But the results indicated otherwise. After reading brief research statements on the web, 46.7 percent of the parents changed their attitudes and expressed less approval of spanking.

"Given the brevity of our intervention, the results are notable," said the authors. "Our Web-based approach is less expensive, potentially quicker, and more easily scaled up to use at a community level."

With spanking a public health concern, this approach offers a simple way to reach a large audience to change attitudes and reduce parents' reliance on corporal punishment, said Holden, who was recently elected president of Dallas' oldest child abuse prevention agency, Family Compass. For example, educational modules could be developed for high school students, the authors said. More information online about the study is at


Contact: Margaret Allen
Southern Methodist University

Related medicine news :

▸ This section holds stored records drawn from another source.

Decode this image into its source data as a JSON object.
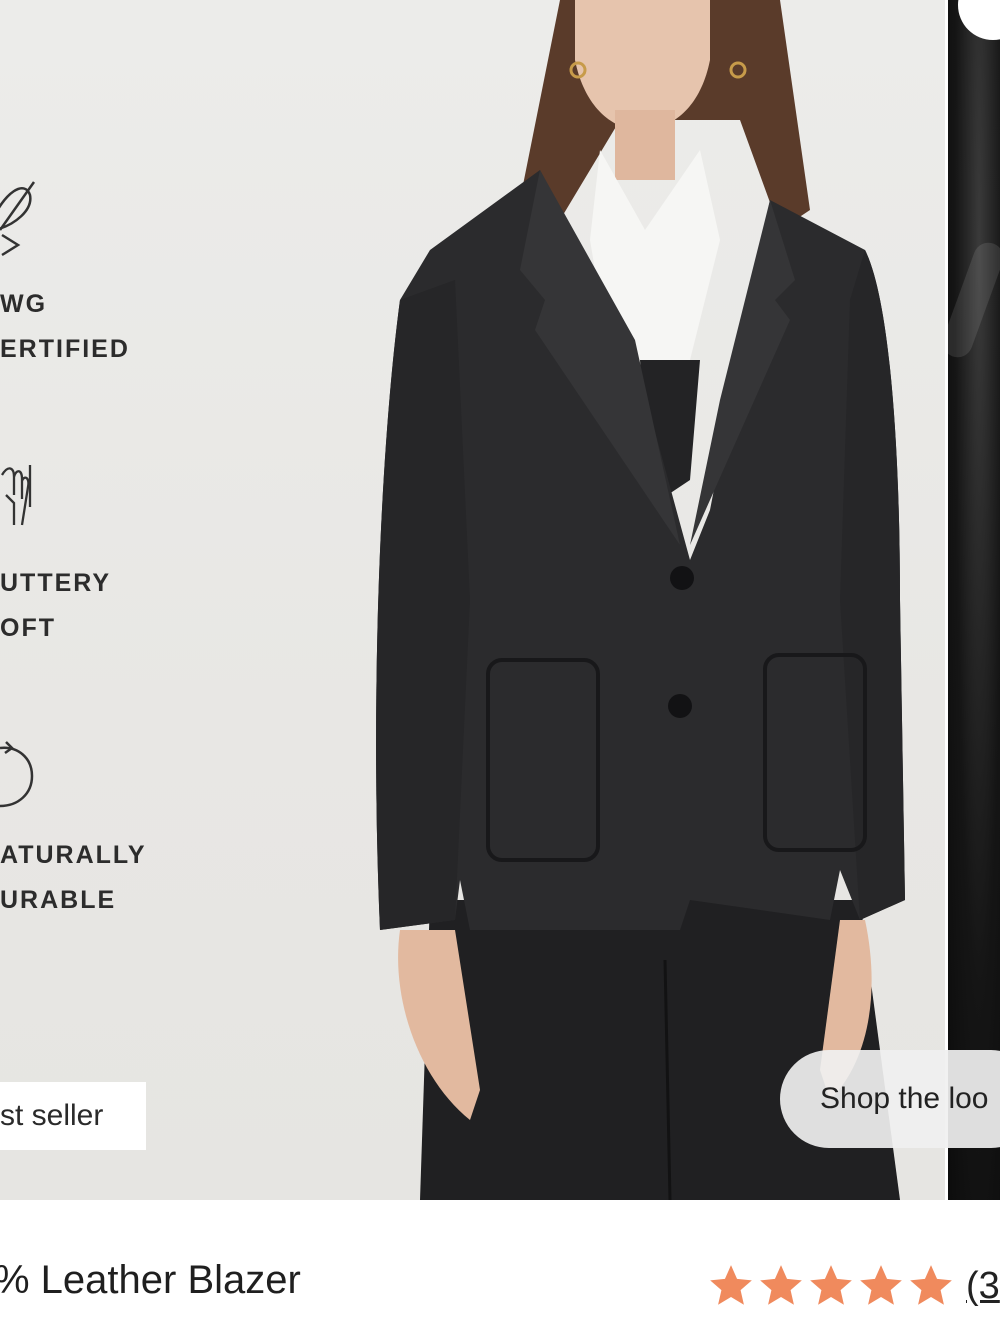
{
  "features": [
    {
      "icon": "leaf-certified-icon",
      "line1": "WG",
      "line2": "ERTIFIED"
    },
    {
      "icon": "soft-touch-hand-icon",
      "line1": "UTTERY",
      "line2": "OFT"
    },
    {
      "icon": "durability-cycle-icon",
      "line1": "ATURALLY",
      "line2": "URABLE"
    }
  ],
  "hero": {
    "badge_label": "st seller",
    "shop_the_look_label": "Shop the loo"
  },
  "product": {
    "title": "% Leather Blazer",
    "rating_stars": 5,
    "review_count_label": "(3"
  },
  "colors": {
    "star": "#f08a5d",
    "jacket": "#2b2b2d",
    "background": "#e9e8e5"
  }
}
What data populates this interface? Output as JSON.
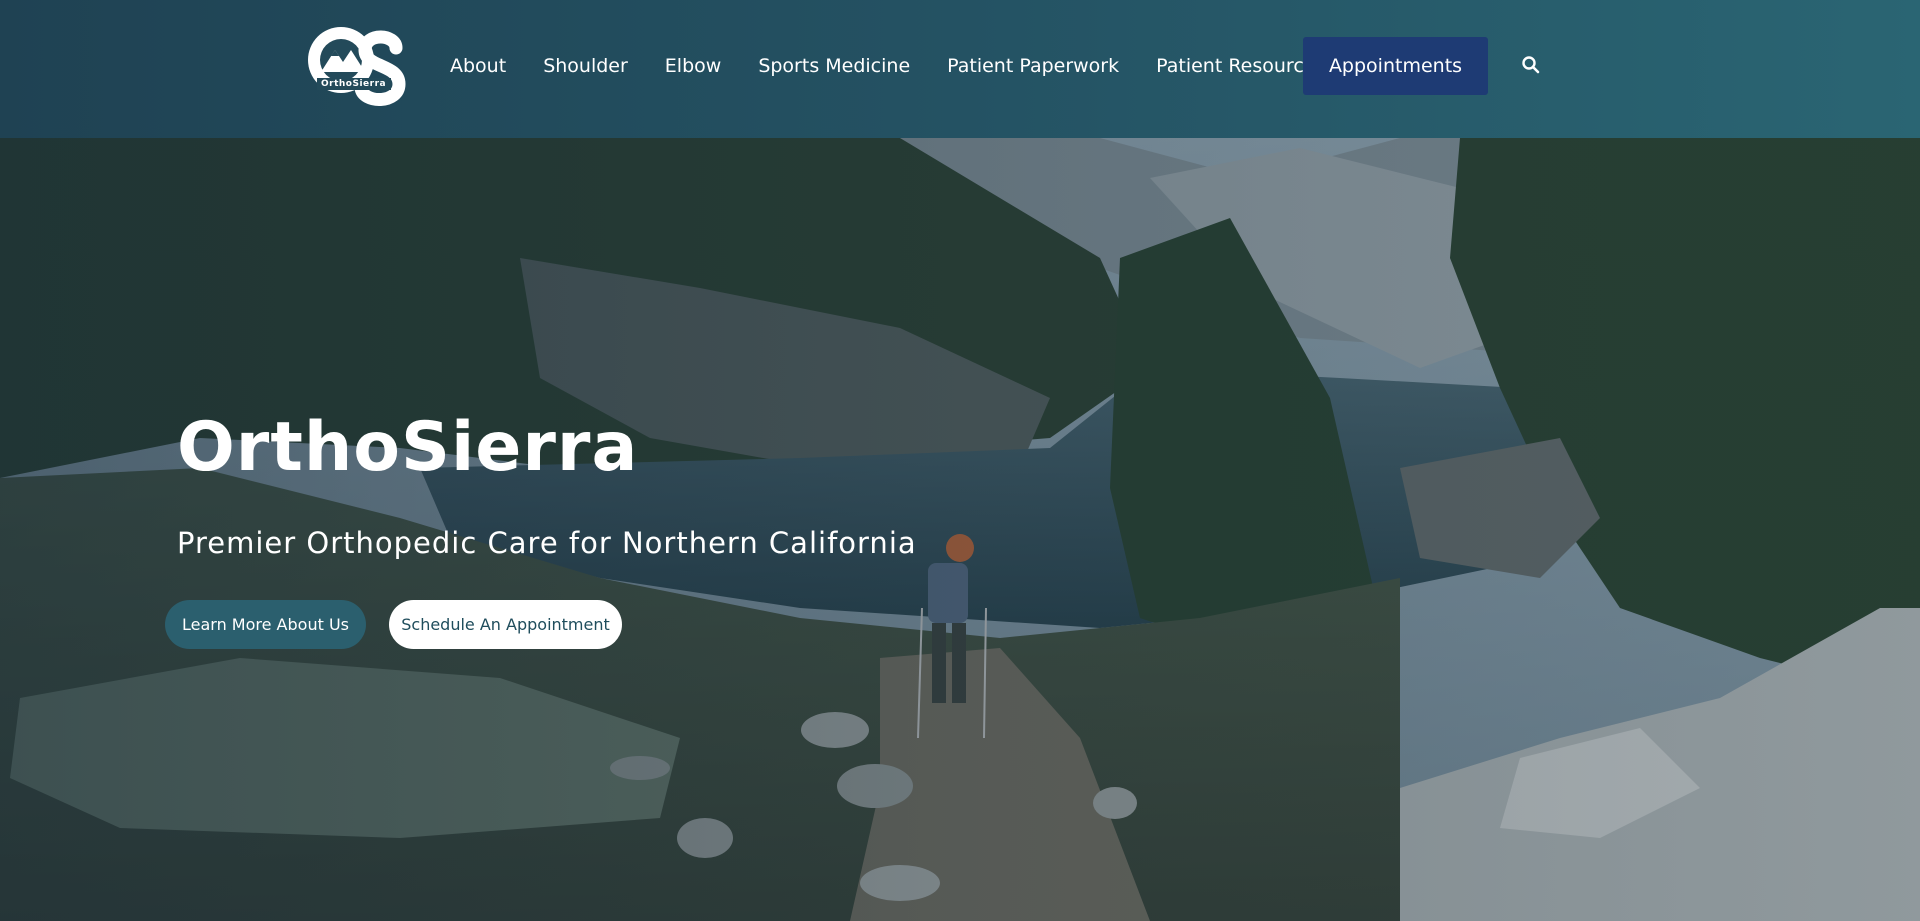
{
  "brand": {
    "logo_letters": "OS",
    "logo_wordmark": "OrthoSierra"
  },
  "nav": {
    "items": [
      {
        "label": "About"
      },
      {
        "label": "Shoulder"
      },
      {
        "label": "Elbow"
      },
      {
        "label": "Sports Medicine"
      },
      {
        "label": "Patient Paperwork"
      },
      {
        "label": "Patient Resources"
      }
    ],
    "appointments_label": "Appointments",
    "search_icon": "search-icon"
  },
  "hero": {
    "title": "OrthoSierra",
    "subtitle": "Premier Orthopedic Care for Northern California",
    "learn_button": "Learn More About Us",
    "schedule_button": "Schedule An Appointment"
  },
  "colors": {
    "header_bg": "#245263",
    "appointments_bg": "#1e3b74",
    "learn_button_bg": "#2b5f6e",
    "schedule_button_bg": "#ffffff"
  }
}
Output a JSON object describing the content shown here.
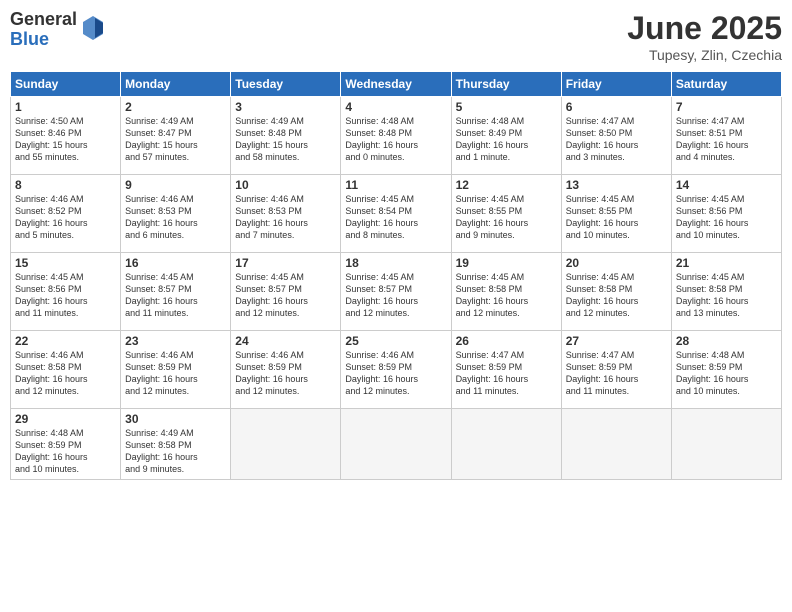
{
  "logo": {
    "general": "General",
    "blue": "Blue"
  },
  "title": "June 2025",
  "location": "Tupesy, Zlin, Czechia",
  "days_of_week": [
    "Sunday",
    "Monday",
    "Tuesday",
    "Wednesday",
    "Thursday",
    "Friday",
    "Saturday"
  ],
  "weeks": [
    [
      {
        "day": "1",
        "info": "Sunrise: 4:50 AM\nSunset: 8:46 PM\nDaylight: 15 hours\nand 55 minutes."
      },
      {
        "day": "2",
        "info": "Sunrise: 4:49 AM\nSunset: 8:47 PM\nDaylight: 15 hours\nand 57 minutes."
      },
      {
        "day": "3",
        "info": "Sunrise: 4:49 AM\nSunset: 8:48 PM\nDaylight: 15 hours\nand 58 minutes."
      },
      {
        "day": "4",
        "info": "Sunrise: 4:48 AM\nSunset: 8:48 PM\nDaylight: 16 hours\nand 0 minutes."
      },
      {
        "day": "5",
        "info": "Sunrise: 4:48 AM\nSunset: 8:49 PM\nDaylight: 16 hours\nand 1 minute."
      },
      {
        "day": "6",
        "info": "Sunrise: 4:47 AM\nSunset: 8:50 PM\nDaylight: 16 hours\nand 3 minutes."
      },
      {
        "day": "7",
        "info": "Sunrise: 4:47 AM\nSunset: 8:51 PM\nDaylight: 16 hours\nand 4 minutes."
      }
    ],
    [
      {
        "day": "8",
        "info": "Sunrise: 4:46 AM\nSunset: 8:52 PM\nDaylight: 16 hours\nand 5 minutes."
      },
      {
        "day": "9",
        "info": "Sunrise: 4:46 AM\nSunset: 8:53 PM\nDaylight: 16 hours\nand 6 minutes."
      },
      {
        "day": "10",
        "info": "Sunrise: 4:46 AM\nSunset: 8:53 PM\nDaylight: 16 hours\nand 7 minutes."
      },
      {
        "day": "11",
        "info": "Sunrise: 4:45 AM\nSunset: 8:54 PM\nDaylight: 16 hours\nand 8 minutes."
      },
      {
        "day": "12",
        "info": "Sunrise: 4:45 AM\nSunset: 8:55 PM\nDaylight: 16 hours\nand 9 minutes."
      },
      {
        "day": "13",
        "info": "Sunrise: 4:45 AM\nSunset: 8:55 PM\nDaylight: 16 hours\nand 10 minutes."
      },
      {
        "day": "14",
        "info": "Sunrise: 4:45 AM\nSunset: 8:56 PM\nDaylight: 16 hours\nand 10 minutes."
      }
    ],
    [
      {
        "day": "15",
        "info": "Sunrise: 4:45 AM\nSunset: 8:56 PM\nDaylight: 16 hours\nand 11 minutes."
      },
      {
        "day": "16",
        "info": "Sunrise: 4:45 AM\nSunset: 8:57 PM\nDaylight: 16 hours\nand 11 minutes."
      },
      {
        "day": "17",
        "info": "Sunrise: 4:45 AM\nSunset: 8:57 PM\nDaylight: 16 hours\nand 12 minutes."
      },
      {
        "day": "18",
        "info": "Sunrise: 4:45 AM\nSunset: 8:57 PM\nDaylight: 16 hours\nand 12 minutes."
      },
      {
        "day": "19",
        "info": "Sunrise: 4:45 AM\nSunset: 8:58 PM\nDaylight: 16 hours\nand 12 minutes."
      },
      {
        "day": "20",
        "info": "Sunrise: 4:45 AM\nSunset: 8:58 PM\nDaylight: 16 hours\nand 12 minutes."
      },
      {
        "day": "21",
        "info": "Sunrise: 4:45 AM\nSunset: 8:58 PM\nDaylight: 16 hours\nand 13 minutes."
      }
    ],
    [
      {
        "day": "22",
        "info": "Sunrise: 4:46 AM\nSunset: 8:58 PM\nDaylight: 16 hours\nand 12 minutes."
      },
      {
        "day": "23",
        "info": "Sunrise: 4:46 AM\nSunset: 8:59 PM\nDaylight: 16 hours\nand 12 minutes."
      },
      {
        "day": "24",
        "info": "Sunrise: 4:46 AM\nSunset: 8:59 PM\nDaylight: 16 hours\nand 12 minutes."
      },
      {
        "day": "25",
        "info": "Sunrise: 4:46 AM\nSunset: 8:59 PM\nDaylight: 16 hours\nand 12 minutes."
      },
      {
        "day": "26",
        "info": "Sunrise: 4:47 AM\nSunset: 8:59 PM\nDaylight: 16 hours\nand 11 minutes."
      },
      {
        "day": "27",
        "info": "Sunrise: 4:47 AM\nSunset: 8:59 PM\nDaylight: 16 hours\nand 11 minutes."
      },
      {
        "day": "28",
        "info": "Sunrise: 4:48 AM\nSunset: 8:59 PM\nDaylight: 16 hours\nand 10 minutes."
      }
    ],
    [
      {
        "day": "29",
        "info": "Sunrise: 4:48 AM\nSunset: 8:59 PM\nDaylight: 16 hours\nand 10 minutes."
      },
      {
        "day": "30",
        "info": "Sunrise: 4:49 AM\nSunset: 8:58 PM\nDaylight: 16 hours\nand 9 minutes."
      },
      {
        "day": "",
        "info": ""
      },
      {
        "day": "",
        "info": ""
      },
      {
        "day": "",
        "info": ""
      },
      {
        "day": "",
        "info": ""
      },
      {
        "day": "",
        "info": ""
      }
    ]
  ]
}
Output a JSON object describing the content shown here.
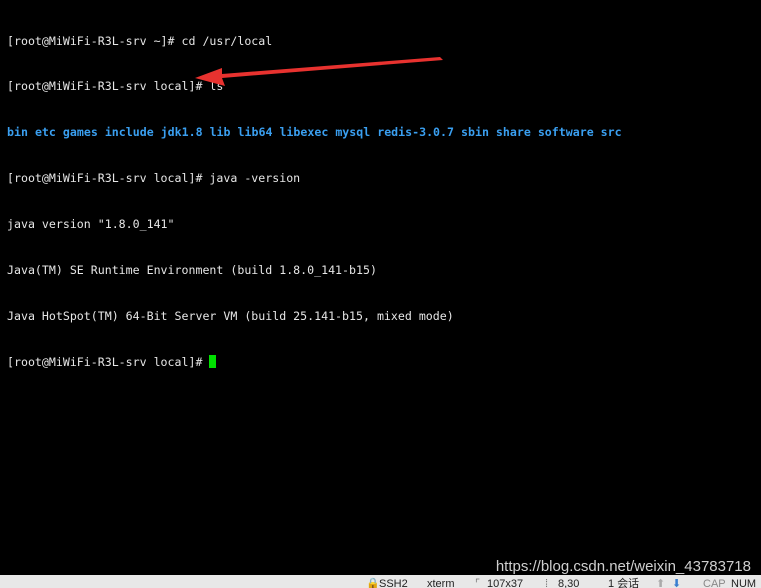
{
  "terminal": {
    "lines": [
      "[root@MiWiFi-R3L-srv ~]# cd /usr/local",
      "[root@MiWiFi-R3L-srv local]# ls",
      "[root@MiWiFi-R3L-srv local]# java -version",
      "java version \"1.8.0_141\"",
      "Java(TM) SE Runtime Environment (build 1.8.0_141-b15)",
      "Java HotSpot(TM) 64-Bit Server VM (build 25.141-b15, mixed mode)",
      "[root@MiWiFi-R3L-srv local]# "
    ],
    "ls_output": [
      "bin",
      "etc",
      "games",
      "include",
      "jdk1.8",
      "lib",
      "lib64",
      "libexec",
      "mysql",
      "redis-3.0.7",
      "sbin",
      "share",
      "software",
      "src"
    ],
    "dir_color": "#3a9ff0",
    "cursor_color": "#00e000"
  },
  "annotation": {
    "arrow_color": "#e8322f"
  },
  "watermark": "https://blog.csdn.net/weixin_43783718",
  "statusbar": {
    "protocol": "SSH2",
    "terminal_type": "xterm",
    "size": "107x37",
    "cursor_pos": "8,30",
    "sessions": "1 会话",
    "caps": "CAP",
    "num": "NUM"
  }
}
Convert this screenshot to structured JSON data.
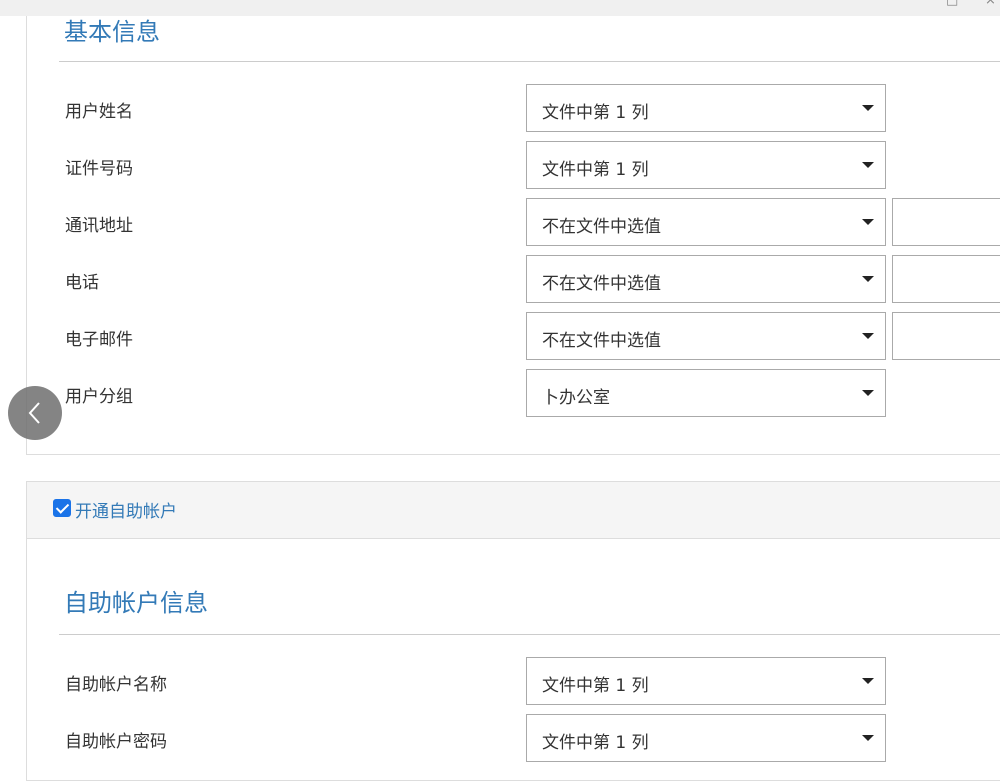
{
  "window": {
    "restore_glyph": "□",
    "close_glyph": "×"
  },
  "basic_info": {
    "title": "基本信息",
    "rows": [
      {
        "label": "用户姓名",
        "value": "文件中第 1 列",
        "side_input": false
      },
      {
        "label": "证件号码",
        "value": "文件中第 1 列",
        "side_input": false
      },
      {
        "label": "通讯地址",
        "value": "不在文件中选值",
        "side_input": true
      },
      {
        "label": "电话",
        "value": "不在文件中选值",
        "side_input": true
      },
      {
        "label": "电子邮件",
        "value": "不在文件中选值",
        "side_input": true
      },
      {
        "label": "用户分组",
        "value": "卜办公室",
        "side_input": false
      }
    ]
  },
  "self_service": {
    "checkbox_label": "开通自助帐户",
    "checked": true,
    "title": "自助帐户信息",
    "rows": [
      {
        "label": "自助帐户名称",
        "value": "文件中第 1 列"
      },
      {
        "label": "自助帐户密码",
        "value": "文件中第 1 列"
      }
    ]
  },
  "icons": {
    "back": "chevron-left-icon",
    "dropdown": "caret-down-icon"
  },
  "colors": {
    "accent": "#337ab7",
    "checkbox": "#1a73e8",
    "border": "#aaaaaa"
  }
}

1. Narconon Releases Parents’ Tools to Effectively Communicate Marijuana Abuse Dangers
2. New Best Drug Rehabilitation Blog Post Helps Parents Teach Their Kids about Drugs and Alcohol
3. Pediatrician Offer Parents Her Top 10 Toy Safety Tips to Follow When Shopping for Christmas Gifts
4. Diet Doc Hormone Diets & Weight Loss Plans Introduces New Diet Plans for Parents, Introducing Weight Loss to Parents to Help their Children Avoid Breast Cancer
5. Ross Insurance Offers Advice to Parents in an Effort to Help Reduce the Number of Teen Drinking and Driving Accidents
6. Upcoming Praeclarus Press/Simkin Center Webinar Teaches How to Help Parents Prepare for Birth after Previous Traumatic Childbirth
7. HRH The Duchess of Gloucester, Patron of The Lullaby Trust, Will Join 250 Health Visitors Who Have Helped Support Bereaved Parents Over the Last 25 Years
8. Medical research needs kids, but two-thirds of parents unaware of opportunities
9. Online Insurance Marketplace Explains the Importance of Talking with Parents About Life Insurance
10. “Lost in Public” Video Helps Parents Keep Their Children Safe
11. In pandemic, parents who get reminders more likely to get kids vaccinated
Post Your Comments:
(Date:11/25/2015)... ... , ... Many people know of the common symptoms of low thyroid hormone ... But many people who find their cholesterol levels and weight are creeping up are ... if they don’t have any of the other symptoms. , Thyroid hormone plays a ...
(Date:11/25/2015)... , ... November 25, 2015 , ... Students and parents ... awarded to winners of the Create Real Impact awards. California Casualty is ... help stem the tide of distracted and reckless driving, the number one killer of ...
(Date:11/24/2015)... ... November 24, 2015 , ... Eric C. Seidel, DMD ... benefits of the revolutionary BIOLASE WaterLase iPlus 2.0™ system. This advanced laser technology ... by a dentist in Gettysburg, PA . From routine visits to cosmetic ...
(Date:11/24/2015)... AZ (PRWEB) , ... November 24, 2015 , ... Young ... 2.0™ treatments from Dr. Angela Wolfman and Dr. Kedar S. Lele, who are ... for frenectomies, cavities and fillings, the WaterLase iPlus 2.0™ system causes minimal discomfort and ...
(Date:11/24/2015)... ... November 24, 2015 , ... In an article ... and variables that determine which patients are or are not eligible for bariatric surgery. ... a BMI over 40, are more than 100 pounds overweight, or have a BMI ...
Breaking Medicine News(10 mins):
(Date:11/24/2015)... November 24, 2015 Sectra (STO: ... has entered into a multi-year agreement to deploy ... investment will provide the Breast Center a future-proof platform ... (STO: SECT B) announces that Breast Center of ... deploy Breast Imaging PACS in its two freestanding imaging ...
(Date:11/24/2015)...   HeartWare International, Inc . (NASDAQ: HTWR ... technologies that are revolutionizing the treatment of advanced heart ... Doug Godshall is scheduled to present at ... on December 1, 2015 at 3:00 p.m. ET.  The ... New York . . ...
(Date:11/24/2015)... , November 24, 2015 ... of the University of Bern ... Nutrition of the Bern University Hospital "Inselspital" are proud ... develop a novel generation artificial pancreas. Combining a fully ... for diabetic patients with the unequalled accuracy of an ...
Breaking Medicine Technology: